In/Visible: Nuclear Representation in Japan from Hiroshima to Fukushima
The East Asia Library is pleased to announce the installation of a new exhibit in its entrance hall display cases entitled "In/Visible: Nuclear Representation in Japan from Hiroshima to Fukushima." The exhibit was curated by Dr. Kyoko Sato, Associate Director of Stanford's Program in Science, Technology, and Society (STS), with the help of Joshua Capitanio, Public Services Librarian, and Regan Murphy Kao, Japanese Studies Librarian.

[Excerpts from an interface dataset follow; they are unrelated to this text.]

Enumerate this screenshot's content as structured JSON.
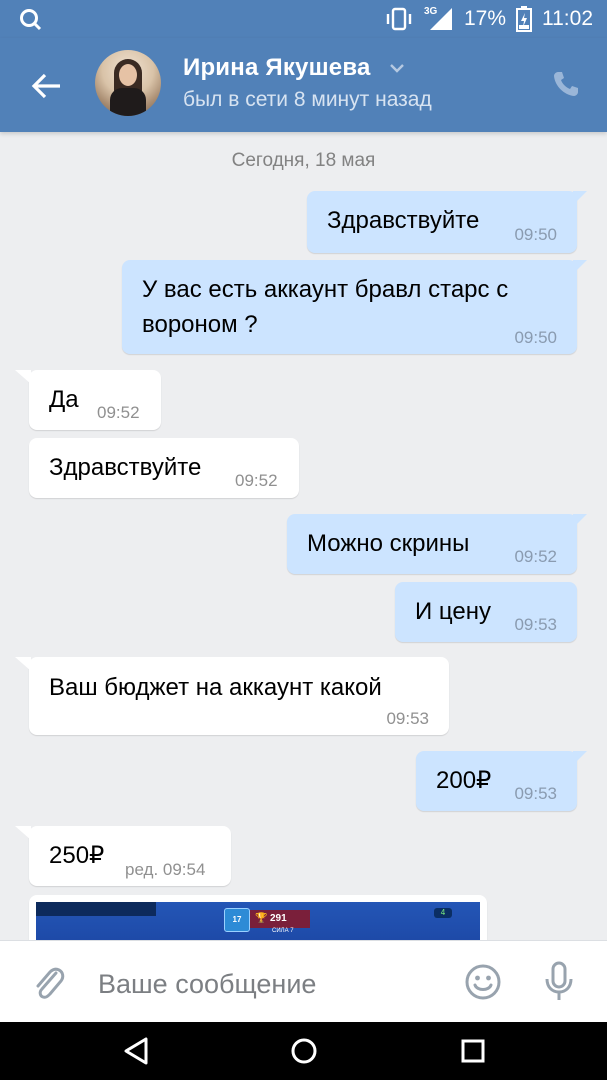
{
  "status_bar": {
    "network": "3G",
    "battery": "17%",
    "time": "11:02"
  },
  "header": {
    "contact_name": "Ирина Якушева",
    "contact_status": "был в сети 8 минут назад"
  },
  "chat": {
    "date_separator": "Сегодня, 18 мая",
    "messages": [
      {
        "direction": "out",
        "text": "Здравствуйте",
        "time": "09:50"
      },
      {
        "direction": "out",
        "text_line1": "У вас есть аккаунт бравл старс с",
        "text_line2": "вороном ?",
        "time": "09:50"
      },
      {
        "direction": "in",
        "text": "Да",
        "time": "09:52"
      },
      {
        "direction": "in",
        "text": "Здравствуйте",
        "time": "09:52"
      },
      {
        "direction": "out",
        "text": "Можно скрины",
        "time": "09:52"
      },
      {
        "direction": "out",
        "text": "И цену",
        "time": "09:53"
      },
      {
        "direction": "in",
        "text": "Ваш бюджет на аккаунт какой",
        "time": "09:53"
      },
      {
        "direction": "out",
        "text": "200₽",
        "time": "09:53"
      },
      {
        "direction": "in",
        "text": "250₽",
        "time": "ред. 09:54"
      }
    ],
    "screenshot_preview": {
      "level": "17",
      "trophies": "291",
      "sub_label": "СИЛА 7",
      "gems": "4"
    }
  },
  "input": {
    "placeholder": "Ваше сообщение"
  },
  "colors": {
    "header_bg": "#5181b8",
    "outgoing_bubble": "#cce4ff",
    "incoming_bubble": "#ffffff",
    "chat_bg": "#edeef0"
  }
}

Using a wide range of materials from the East Asia Library and other Stanford Libraries collections, including comic books, photography, children's books, newspapers, and movie posters, it traces the different ways that "the nuclear" - nuclear bombs, nuclear power, and nuclear disasters - has been represented in Japanese media and popular culture from the 1945 atomic bombings at Hiroshima and Nagasaki to the 3-11 Fukushima Daiichi Power Plant nuclear disaster of 2011 and beyond. Topics covered range from the Japanese media's portrayal and marginalization of the hibakusha - survivors of the 1945 bombings, many of whom suffered serious health issues - to the rise of nuclear power plants in Japan in the 1960s and 1970s, to the Fukushima disaster and the contentious debate about the safety of nuclear power in its aftermath.